▶ [What you need to do]:
Search for the word "JSON" in the entries. Each line that holds it should be copied.

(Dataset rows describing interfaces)
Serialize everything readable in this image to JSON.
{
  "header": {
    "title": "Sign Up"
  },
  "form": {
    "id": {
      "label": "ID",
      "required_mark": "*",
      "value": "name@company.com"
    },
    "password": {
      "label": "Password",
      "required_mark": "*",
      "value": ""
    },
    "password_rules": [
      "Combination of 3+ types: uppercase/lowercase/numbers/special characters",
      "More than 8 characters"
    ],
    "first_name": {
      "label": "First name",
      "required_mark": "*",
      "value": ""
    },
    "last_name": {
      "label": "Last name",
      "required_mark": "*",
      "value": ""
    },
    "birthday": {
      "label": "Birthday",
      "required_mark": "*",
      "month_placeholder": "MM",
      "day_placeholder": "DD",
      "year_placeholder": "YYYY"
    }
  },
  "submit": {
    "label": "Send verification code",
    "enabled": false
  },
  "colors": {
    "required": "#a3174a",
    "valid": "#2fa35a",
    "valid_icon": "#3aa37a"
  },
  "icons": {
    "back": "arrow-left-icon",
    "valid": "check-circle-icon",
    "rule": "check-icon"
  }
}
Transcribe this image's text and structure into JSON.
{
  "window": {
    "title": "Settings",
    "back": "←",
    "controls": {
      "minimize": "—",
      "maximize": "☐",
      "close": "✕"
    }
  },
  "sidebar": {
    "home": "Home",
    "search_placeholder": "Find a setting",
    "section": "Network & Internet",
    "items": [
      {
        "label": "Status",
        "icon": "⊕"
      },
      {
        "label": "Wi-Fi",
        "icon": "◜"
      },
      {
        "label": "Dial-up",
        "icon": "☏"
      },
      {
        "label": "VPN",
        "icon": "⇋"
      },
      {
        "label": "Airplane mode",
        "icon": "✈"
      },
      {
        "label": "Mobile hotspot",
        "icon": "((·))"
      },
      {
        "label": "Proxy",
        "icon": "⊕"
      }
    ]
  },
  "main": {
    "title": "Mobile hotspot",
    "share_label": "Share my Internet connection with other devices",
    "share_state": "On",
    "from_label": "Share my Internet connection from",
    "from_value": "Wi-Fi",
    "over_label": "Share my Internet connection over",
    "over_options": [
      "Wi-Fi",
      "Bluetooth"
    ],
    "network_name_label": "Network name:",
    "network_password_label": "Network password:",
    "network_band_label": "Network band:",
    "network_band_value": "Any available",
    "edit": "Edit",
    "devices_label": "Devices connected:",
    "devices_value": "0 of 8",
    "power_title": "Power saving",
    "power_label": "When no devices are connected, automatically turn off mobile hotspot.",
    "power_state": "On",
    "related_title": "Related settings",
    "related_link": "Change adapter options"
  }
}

▶ [Task result]:
Serialize everything readable in this image to JSON.
Transcribe this image's text and structure into JSON.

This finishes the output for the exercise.